Closing Thoughts

Testing to see if your water is hard doesn’t have to be a confusing process. The methods we’ve outlined above constitute an observational test that anyone can perform to quickly determine whether their water is hard. Key indicators of hard water are mineral buildup around faucets and plumbing fixtures, spots and film on dishes after they have been cleaned and dried, and ever-present soap scum or suds in your showers and on your sinks.
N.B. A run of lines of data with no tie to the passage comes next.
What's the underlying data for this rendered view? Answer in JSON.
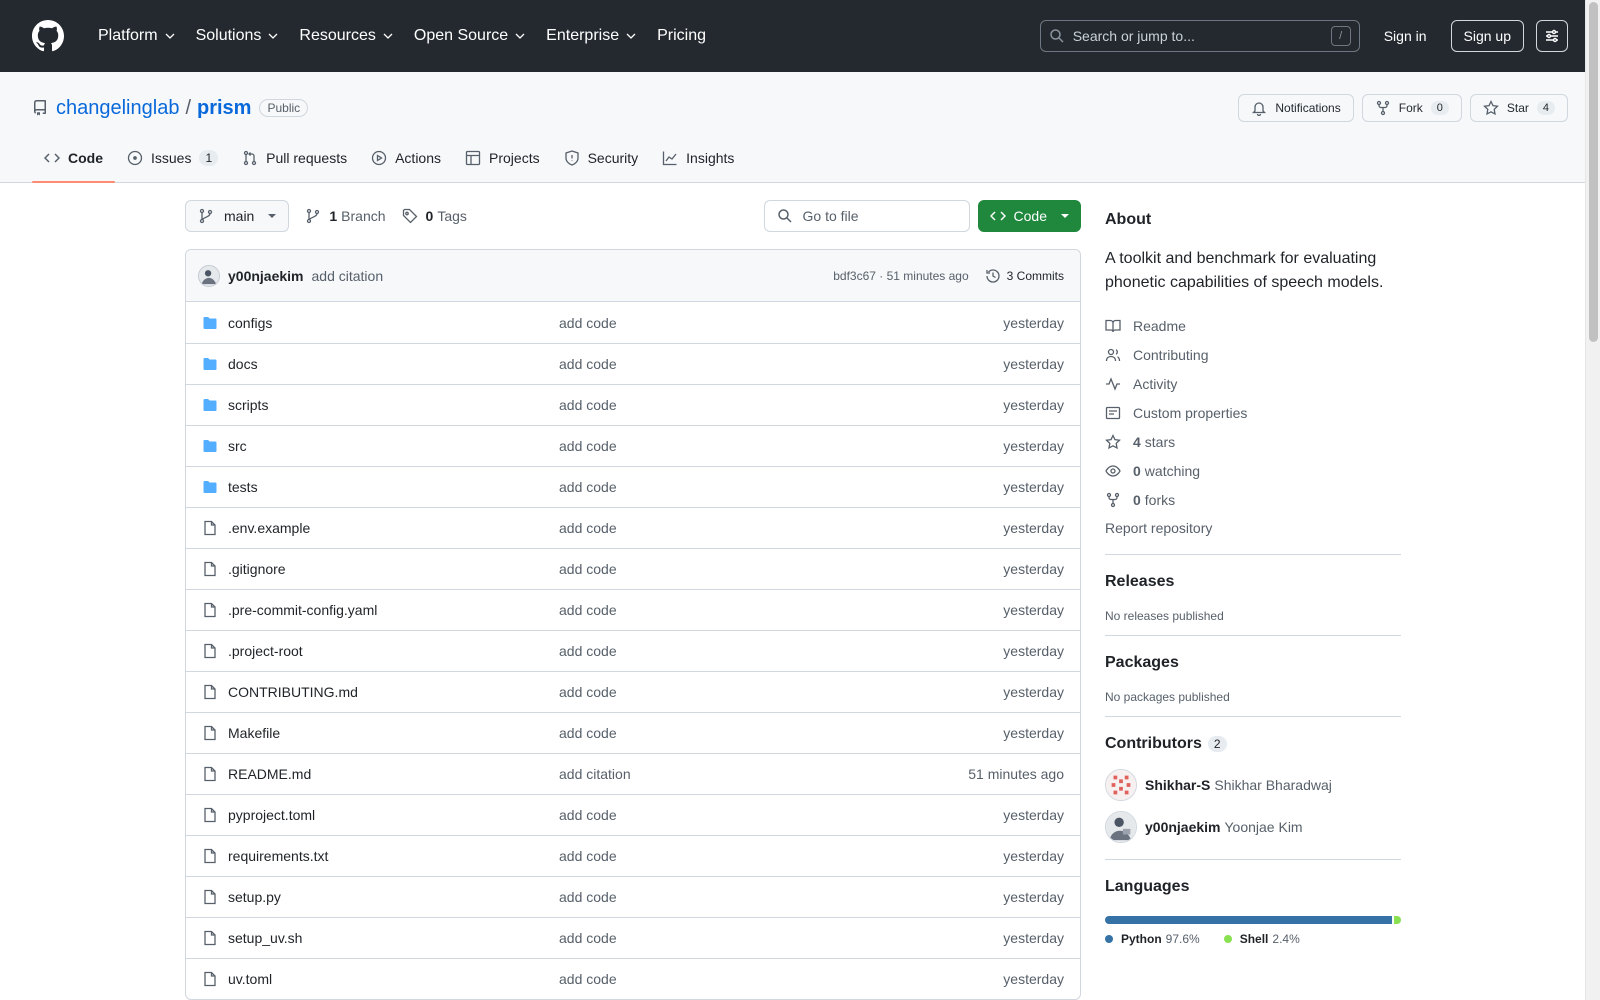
{
  "header": {
    "nav": [
      "Platform",
      "Solutions",
      "Resources",
      "Open Source",
      "Enterprise",
      "Pricing"
    ],
    "search_placeholder": "Search or jump to...",
    "search_shortcut": "/",
    "signin": "Sign in",
    "signup": "Sign up"
  },
  "repo": {
    "owner": "changelinglab",
    "separator": "/",
    "name": "prism",
    "visibility": "Public",
    "notifications_label": "Notifications",
    "fork_label": "Fork",
    "fork_count": "0",
    "star_label": "Star",
    "star_count": "4"
  },
  "tabs": [
    {
      "label": "Code",
      "icon": "code-icon",
      "counter": ""
    },
    {
      "label": "Issues",
      "icon": "issue-icon",
      "counter": "1"
    },
    {
      "label": "Pull requests",
      "icon": "pull-request-icon",
      "counter": ""
    },
    {
      "label": "Actions",
      "icon": "play-icon",
      "counter": ""
    },
    {
      "label": "Projects",
      "icon": "table-icon",
      "counter": ""
    },
    {
      "label": "Security",
      "icon": "shield-icon",
      "counter": ""
    },
    {
      "label": "Insights",
      "icon": "graph-icon",
      "counter": ""
    }
  ],
  "filenav": {
    "branch": "main",
    "branch_count": "1",
    "branch_label": "Branch",
    "tag_count": "0",
    "tag_label": "Tags",
    "goto_placeholder": "Go to file",
    "code_button": "Code"
  },
  "commit": {
    "author": "y00njaekim",
    "message": "add citation",
    "meta": "bdf3c67 · 51 minutes ago",
    "commits_label": "3 Commits"
  },
  "files": [
    {
      "name": "configs",
      "type": "dir",
      "message": "add code",
      "date": "yesterday"
    },
    {
      "name": "docs",
      "type": "dir",
      "message": "add code",
      "date": "yesterday"
    },
    {
      "name": "scripts",
      "type": "dir",
      "message": "add code",
      "date": "yesterday"
    },
    {
      "name": "src",
      "type": "dir",
      "message": "add code",
      "date": "yesterday"
    },
    {
      "name": "tests",
      "type": "dir",
      "message": "add code",
      "date": "yesterday"
    },
    {
      "name": ".env.example",
      "type": "file",
      "message": "add code",
      "date": "yesterday"
    },
    {
      "name": ".gitignore",
      "type": "file",
      "message": "add code",
      "date": "yesterday"
    },
    {
      "name": ".pre-commit-config.yaml",
      "type": "file",
      "message": "add code",
      "date": "yesterday"
    },
    {
      "name": ".project-root",
      "type": "file",
      "message": "add code",
      "date": "yesterday"
    },
    {
      "name": "CONTRIBUTING.md",
      "type": "file",
      "message": "add code",
      "date": "yesterday"
    },
    {
      "name": "Makefile",
      "type": "file",
      "message": "add code",
      "date": "yesterday"
    },
    {
      "name": "README.md",
      "type": "file",
      "message": "add citation",
      "date": "51 minutes ago"
    },
    {
      "name": "pyproject.toml",
      "type": "file",
      "message": "add code",
      "date": "yesterday"
    },
    {
      "name": "requirements.txt",
      "type": "file",
      "message": "add code",
      "date": "yesterday"
    },
    {
      "name": "setup.py",
      "type": "file",
      "message": "add code",
      "date": "yesterday"
    },
    {
      "name": "setup_uv.sh",
      "type": "file",
      "message": "add code",
      "date": "yesterday"
    },
    {
      "name": "uv.toml",
      "type": "file",
      "message": "add code",
      "date": "yesterday"
    }
  ],
  "about": {
    "title": "About",
    "description": "A toolkit and benchmark for evaluating phonetic capabilities of speech models.",
    "links": {
      "readme": "Readme",
      "contributing": "Contributing",
      "activity": "Activity",
      "custom_properties": "Custom properties",
      "stars_count": "4",
      "stars_label": "stars",
      "watching_count": "0",
      "watching_label": "watching",
      "forks_count": "0",
      "forks_label": "forks"
    },
    "report": "Report repository"
  },
  "releases": {
    "title": "Releases",
    "empty": "No releases published"
  },
  "packages": {
    "title": "Packages",
    "empty": "No packages published"
  },
  "contributors": {
    "title": "Contributors",
    "count": "2",
    "list": [
      {
        "login": "Shikhar-S",
        "name": "Shikhar Bharadwaj"
      },
      {
        "login": "y00njaekim",
        "name": "Yoonjae Kim"
      }
    ]
  },
  "languages": {
    "title": "Languages",
    "list": [
      {
        "name": "Python",
        "percent": "97.6%",
        "value": 97.6,
        "color": "#3572A5"
      },
      {
        "name": "Shell",
        "percent": "2.4%",
        "value": 2.4,
        "color": "#89e051"
      }
    ]
  },
  "colors": {
    "header_bg": "#24292f",
    "link": "#0969da",
    "code_button": "#1f883d",
    "folder": "#54aeff",
    "active_tab_underline": "#fd8c73"
  }
}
Alongside these indicators, there are some additional ways that you can tell your water or drinking water is hard. You may notice that your hair is dry and dull, both of which are often the result of a buildup of minerals from hard water on your hair follicles. Hard water can also cause the skin on your scalp and body to become more dry or irritated, which stems from a layer of soap left on the skin after it has been washed. This layer of soap is also why your hands might feel a bit dry after washing them in an area with hard water.

While hard water doesn’t have any huge negative health consequences, it does produce unsightly buildup and can impact the operational efficiency of equipment such as water heaters over time. If you live in an area with hard water, switching to soft water is as easy as installing a water softener into your home. Water softeners ensure that all of the water in your house is soft through an ion exchange process, whereby the mineral ions in hard water are extracted and replaced with sodium ions in soft water. 

The tests we have outlined can give you a good idea of whether or not you have hard water. If you want to understand the total hardness of your water, or exactly how hard the water at your tap is, contact Rayne Water today to schedule a free water hardness test. Rayne Water is proud to serve California and Arizona. So if you need a water softener in Phoenix or a reverse osmosis system in San Diego… we’ve got you covered!

Find a location near you!

Sources:

  1. https://www.usgs.gov/special-topic/water-science-school/science/hardness-water?qt-science_center_objects=0#qt-science_center_objects
  2. https://extension.psu.edu/water-softening
  3. https://www.vidwater.org/files/d5ce12c8f/2018+CCR++Final+English+for+POSTING.pdf
  4. https://www.skincarebyalana.com/blog/whats-better-skin-hard-soft-water/
  5. https://www.thespruce.com/solving-hard-water-laundry-problems-2146651
  6. https://www.thespruce.com/soap-scum-information-1900291